Where Eternal do bear more than a passing resemblance to TT, though, is in the phenomenal manner in which they've captured the imagination, and stormed the bedroom walls of Britain's semi-hysterical pop-hungry female teenagers. "We do have a bigger girl following than male following," admits Louise. But wheras Take That exude a contrived homoerotic sexually, you get the impression that - despite the make-up, the pouting, and the deeply slushy love-songs - the concepts of sex, male fans, and Eternal don't sit at all comfortably together. "We haven't ever used any sexual dress code, we haven't used any sexual poses, or any sexual talk to get us anywhere," says Louise, who ironically enough is regarded as the group's biggest sexy symbol. "That's not something that we definitely want to keep away from; it's just what we are like individually. It doesn't interest us."

"But the other night in Cambridge this guy threw his underpants on the stage," interrupts Kéllé. We couldn't believe it, we were so embarrassed, it was like 'Eeuugghh!'" she shrieks. "He came backstage afterwards - he was like 'Did you get my pants?' We just got on the bus, we were too embarrassed to say anything." She continues, 'With guy fans it is embarrassing - they'd rather write to you than come up to you. It kind of makes me sad when they're like 'I love you' and things like that: it hurts me, 'cause I think, well, it can never be. I mean, maybe it could be, never say never, but I think it's almost impossible for us to do anything but be friends, you know - we don't have time for anything else."

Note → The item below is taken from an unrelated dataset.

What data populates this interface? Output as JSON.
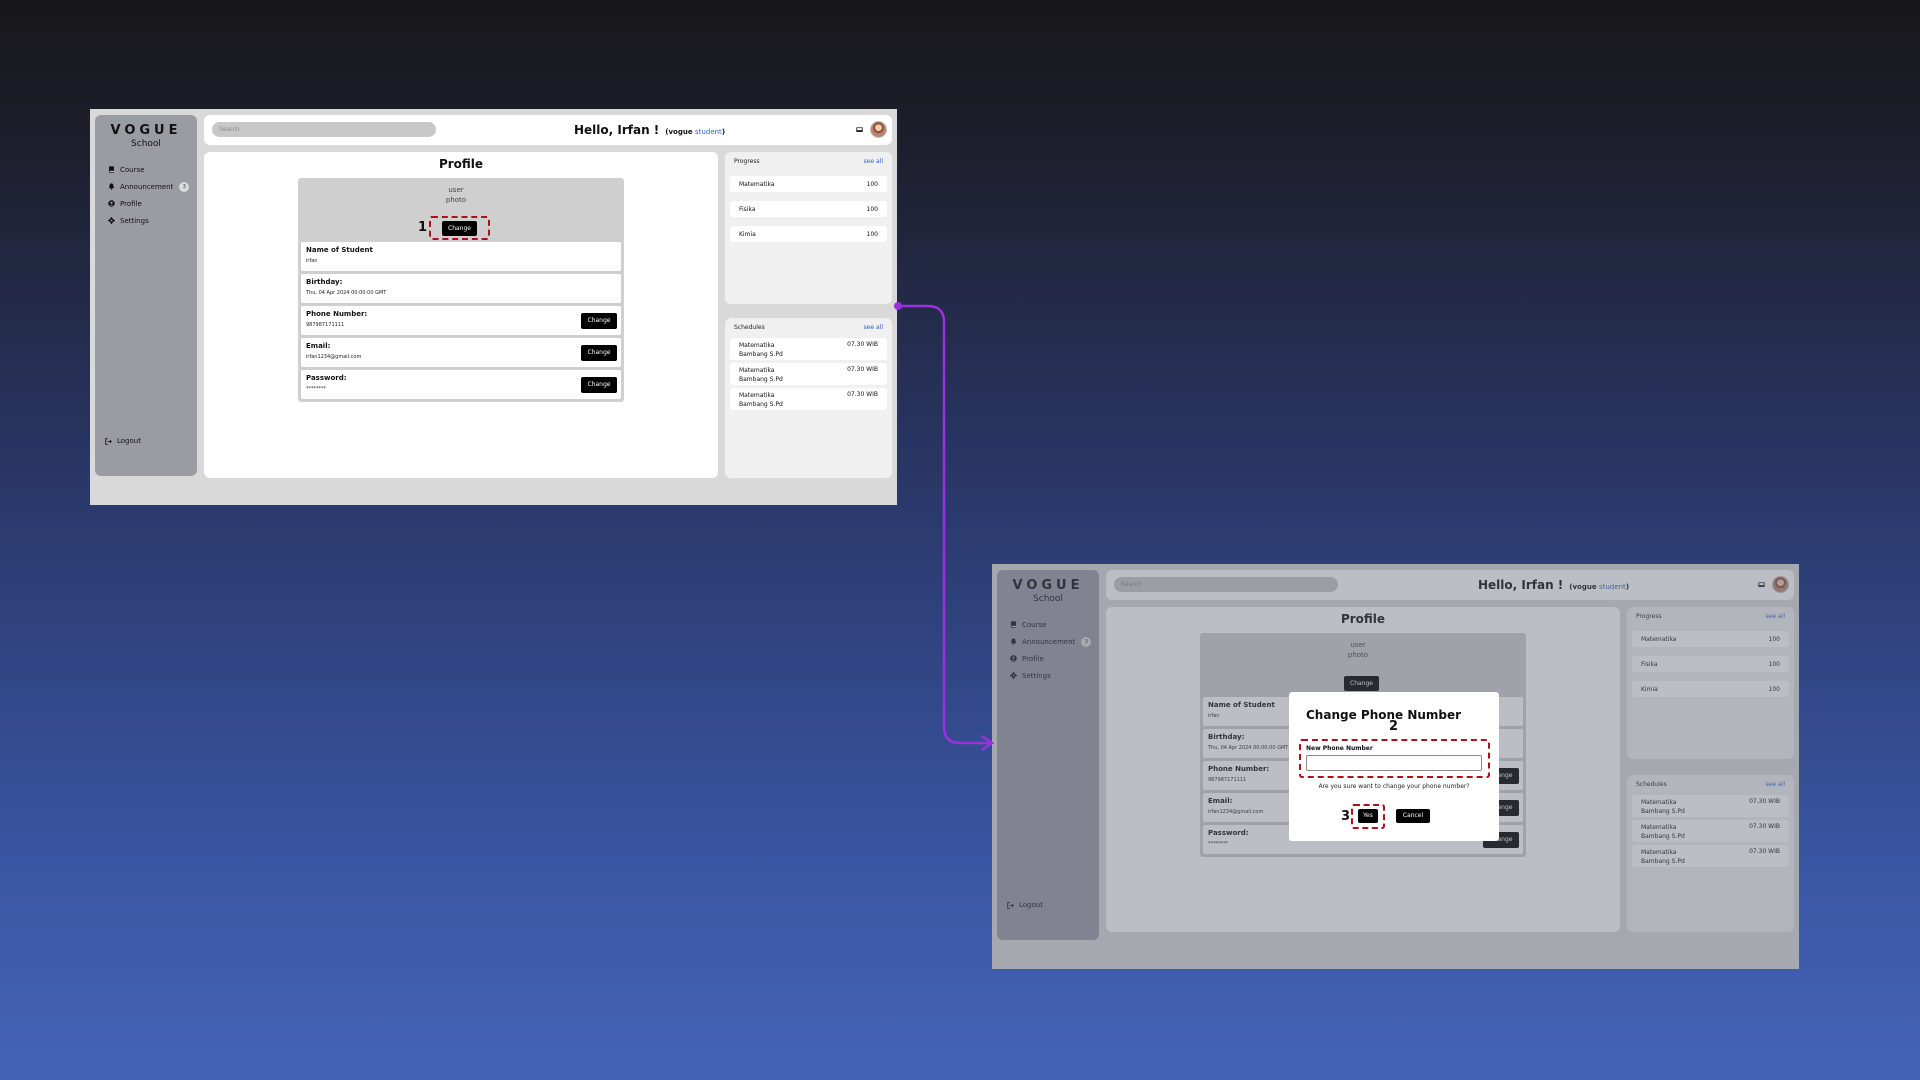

As the girls troop back for yet another photo set-up I realise that Kéllé's little fan-male monologue is probably as close to the heart of Eternal as I am likely to get. These are four totally wise-up women when it comes to muck-raking journos. Boyfriends? "It'd be like a hindrance to have a boyfriend right now. We're pretty busy," they chime, almost as one.

"I've read in a paper that I was getting married - this is not true," says Louise, who has been "romantically linked", as they say, with one Dan Bowyer, late of Worlds Apart and formerly a presenter of O-Zone. "A rumour goes round, and instead of just writing 'Oh maybe Louise has got a boyfriend' they claim that I'm getting married instead. My mum said: 'Louise, is this true?' and I'm like 'Mum!'"

But what about life on the road: surely there must be rows galore between four such strong-willed young females? "There are times when it's very frustrating, and we're all very tired, but the easisest thing we find to do is just to say "You go in your room, I'll go in my room, and tomorrow morning we'll be cool," says Kéllé with impeccable diplomacy.

"G'wan Kéllé, serious," shouts Easther, as her Eternal cohort gets up to walk in front of the backdrop for some solo shots. "I can see your knickers," shouts back Kéllé, referring to Easther's semi-transparent white trousers. For just a second they revert back to their Croydon roots, before the prim and proper media mask is snapped back into place.

Later, sitting in the back of the group's tinted-glass Space Cruiser as it crawls through the rush-hour London traffic on its way to the Labatt's Apollo - the girls singing along to a Blackstreet tape booming through the sound system - I get another glimpes of the quartet as four unaffected south London homegirls. "You're gonna have to make this thing fly, my brother," says Easther,, teasing the meek-mannered, middle-aged driver about the urgency of their impending soundcheck, raising giggles from the others. "What's your name anyway, is it a funny one?" she asks mischievously, now relishing her tormentor's role. "Tom," he replies. "Tom," echoes Easther in an exaggerated comic voice. Suddenly the van is in uproar, the girls rolling round the seats in unbridles hilarity. You had to be there, I suppose, but that's the thing about the current Eternal phenomenon - whatever the joke may be, it's certainly not on them.